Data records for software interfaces
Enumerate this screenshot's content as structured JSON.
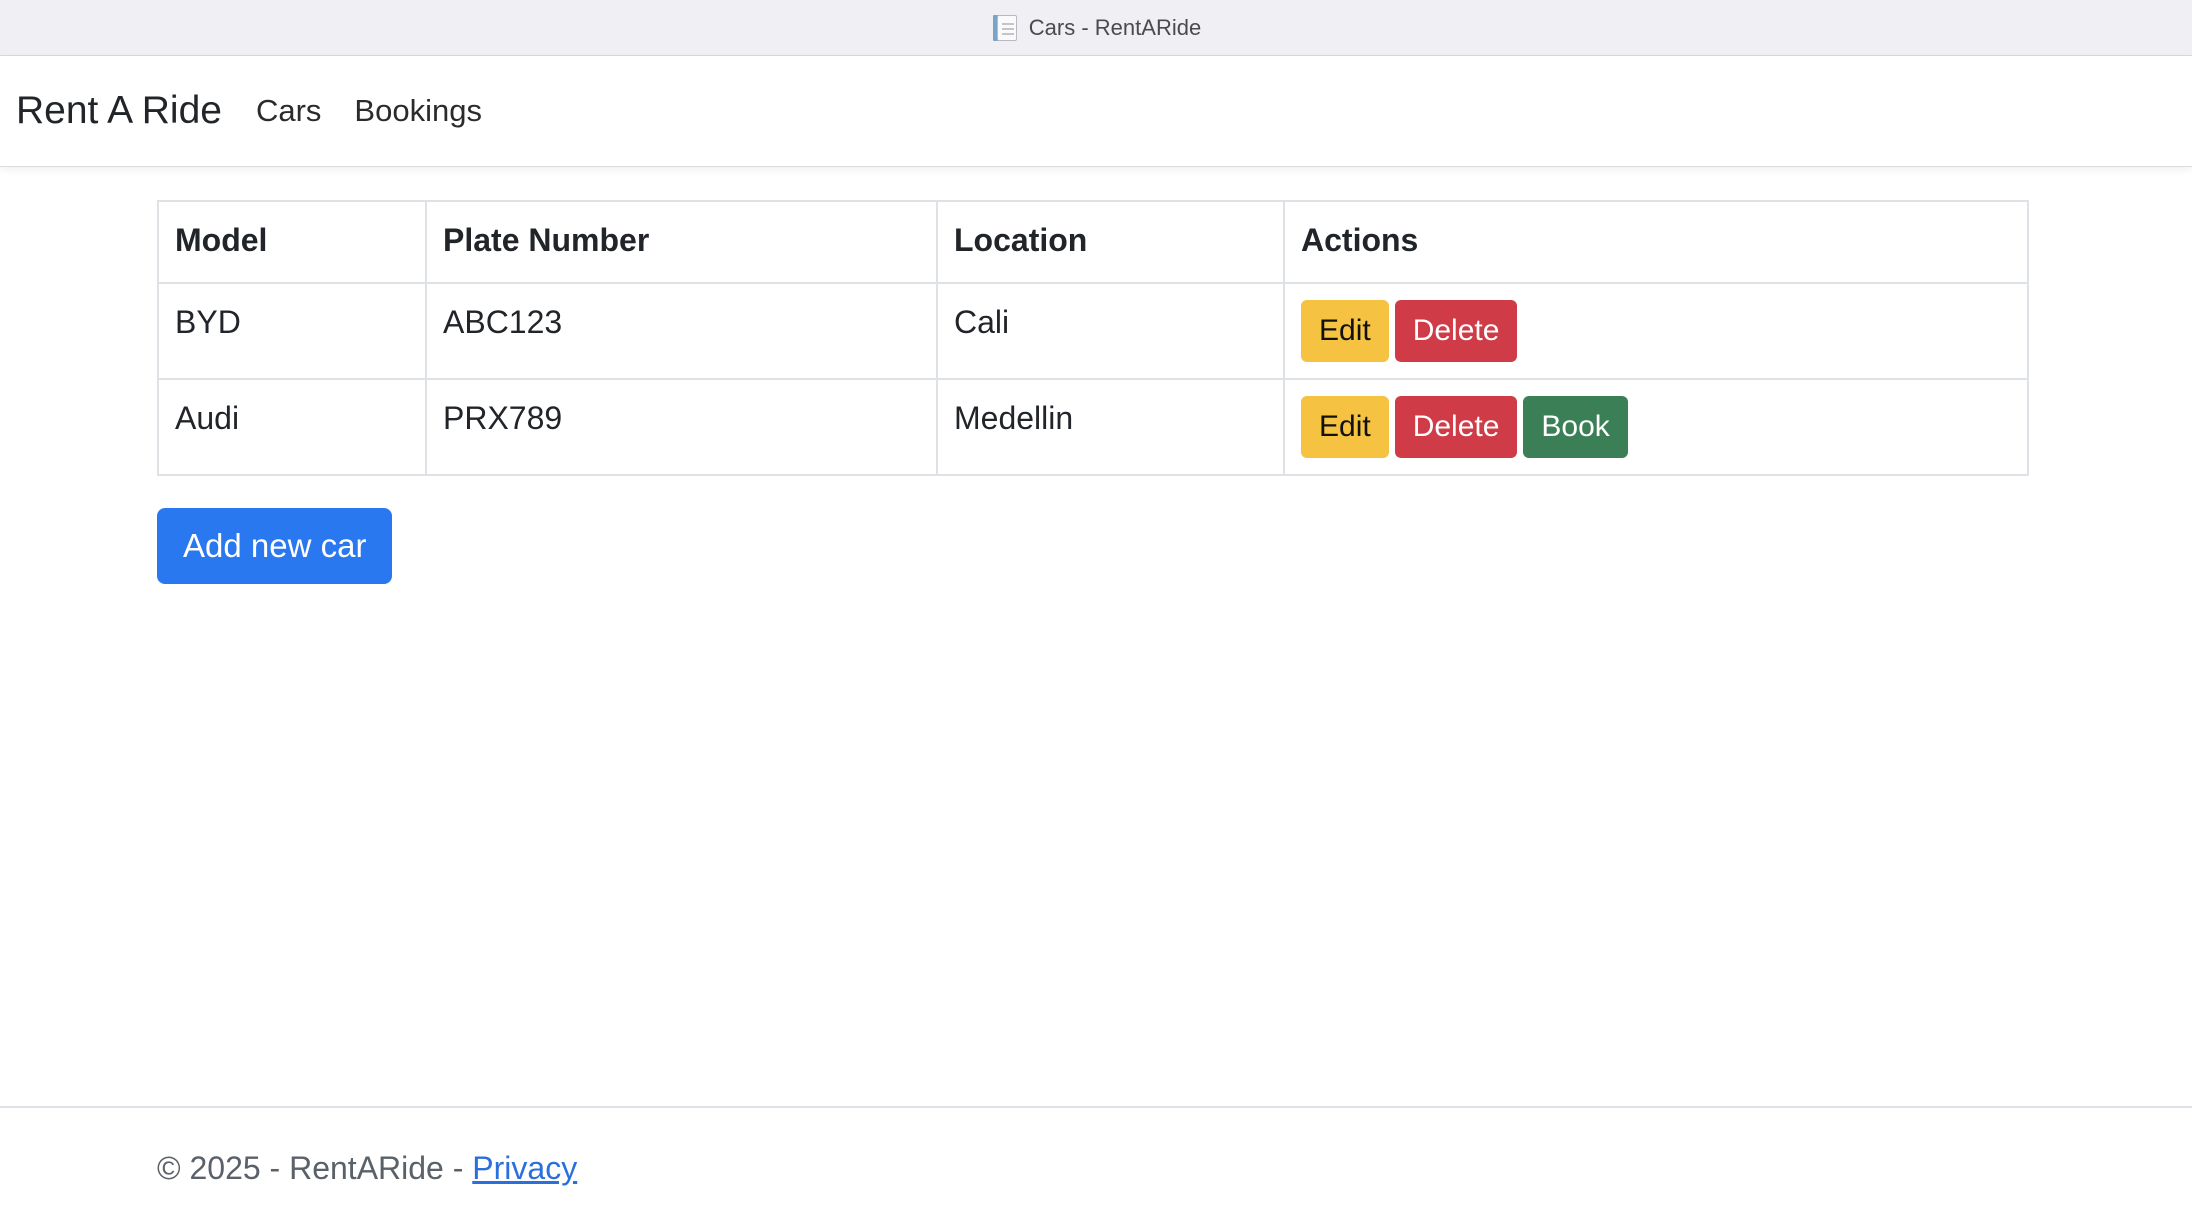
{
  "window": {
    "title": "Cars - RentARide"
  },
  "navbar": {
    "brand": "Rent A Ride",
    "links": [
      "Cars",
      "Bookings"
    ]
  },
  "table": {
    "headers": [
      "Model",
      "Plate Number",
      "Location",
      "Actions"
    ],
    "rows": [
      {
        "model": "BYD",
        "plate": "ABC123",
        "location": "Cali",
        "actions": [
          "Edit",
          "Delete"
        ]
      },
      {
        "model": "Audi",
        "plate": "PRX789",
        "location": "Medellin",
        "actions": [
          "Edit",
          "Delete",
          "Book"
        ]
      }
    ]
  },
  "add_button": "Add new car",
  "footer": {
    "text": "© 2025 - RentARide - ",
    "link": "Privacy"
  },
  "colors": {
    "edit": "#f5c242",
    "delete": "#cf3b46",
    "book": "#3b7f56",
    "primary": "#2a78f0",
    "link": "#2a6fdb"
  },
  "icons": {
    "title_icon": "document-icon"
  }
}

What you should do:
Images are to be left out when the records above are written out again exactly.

Expected output:
Enumerate this screenshot's content as structured JSON.
{
  "window": {
    "title": "Cars - RentARide"
  },
  "navbar": {
    "brand": "Rent A Ride",
    "links": [
      "Cars",
      "Bookings"
    ]
  },
  "table": {
    "headers": [
      "Model",
      "Plate Number",
      "Location",
      "Actions"
    ],
    "rows": [
      {
        "model": "BYD",
        "plate": "ABC123",
        "location": "Cali",
        "actions": [
          "Edit",
          "Delete"
        ]
      },
      {
        "model": "Audi",
        "plate": "PRX789",
        "location": "Medellin",
        "actions": [
          "Edit",
          "Delete",
          "Book"
        ]
      }
    ]
  },
  "add_button": "Add new car",
  "footer": {
    "text": "© 2025 - RentARide - ",
    "link": "Privacy"
  },
  "colors": {
    "edit": "#f5c242",
    "delete": "#cf3b46",
    "book": "#3b7f56",
    "primary": "#2a78f0",
    "link": "#2a6fdb"
  },
  "icons": {
    "title_icon": "document-icon"
  }
}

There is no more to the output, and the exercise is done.